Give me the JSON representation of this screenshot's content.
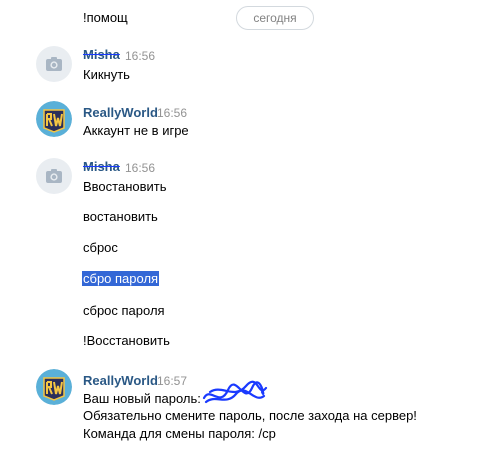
{
  "date_separator": "сегодня",
  "messages": [
    {
      "text": "!помощ"
    },
    {
      "author": "Misha",
      "time": "16:56",
      "text": "Кикнуть",
      "avatar_icon": "camera-icon"
    },
    {
      "author": "ReallyWorld",
      "time": "16:56",
      "text": "Аккаунт не в игре",
      "avatar_icon": "reallyworld-logo"
    },
    {
      "author": "Misha",
      "time": "16:56",
      "avatar_icon": "camera-icon",
      "lines": [
        "Ввостановить",
        "востановить",
        "сброс",
        "сбро пароля",
        "сброс пароля",
        "!Восстановить"
      ]
    },
    {
      "author": "ReallyWorld",
      "time": "16:57",
      "avatar_icon": "reallyworld-logo",
      "lines": [
        "Ваш новый пароль:",
        "Обязательно смените пароль, после захода на сервер!",
        "Команда для смены пароля: /cp"
      ]
    }
  ],
  "colors": {
    "author": "#2a5885",
    "time": "#939393",
    "selection": "#3367d6",
    "scribble": "#1a3aff"
  }
}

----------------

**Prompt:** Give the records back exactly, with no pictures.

**Answer to the exercise:**
Give me the JSON representation of this screenshot's content.
{
  "date_separator": "сегодня",
  "messages": [
    {
      "text": "!помощ"
    },
    {
      "author": "Misha",
      "time": "16:56",
      "text": "Кикнуть",
      "avatar_icon": "camera-icon"
    },
    {
      "author": "ReallyWorld",
      "time": "16:56",
      "text": "Аккаунт не в игре",
      "avatar_icon": "reallyworld-logo"
    },
    {
      "author": "Misha",
      "time": "16:56",
      "avatar_icon": "camera-icon",
      "lines": [
        "Ввостановить",
        "востановить",
        "сброс",
        "сбро пароля",
        "сброс пароля",
        "!Восстановить"
      ]
    },
    {
      "author": "ReallyWorld",
      "time": "16:57",
      "avatar_icon": "reallyworld-logo",
      "lines": [
        "Ваш новый пароль:",
        "Обязательно смените пароль, после захода на сервер!",
        "Команда для смены пароля: /cp"
      ]
    }
  ],
  "colors": {
    "author": "#2a5885",
    "time": "#939393",
    "selection": "#3367d6",
    "scribble": "#1a3aff"
  }
}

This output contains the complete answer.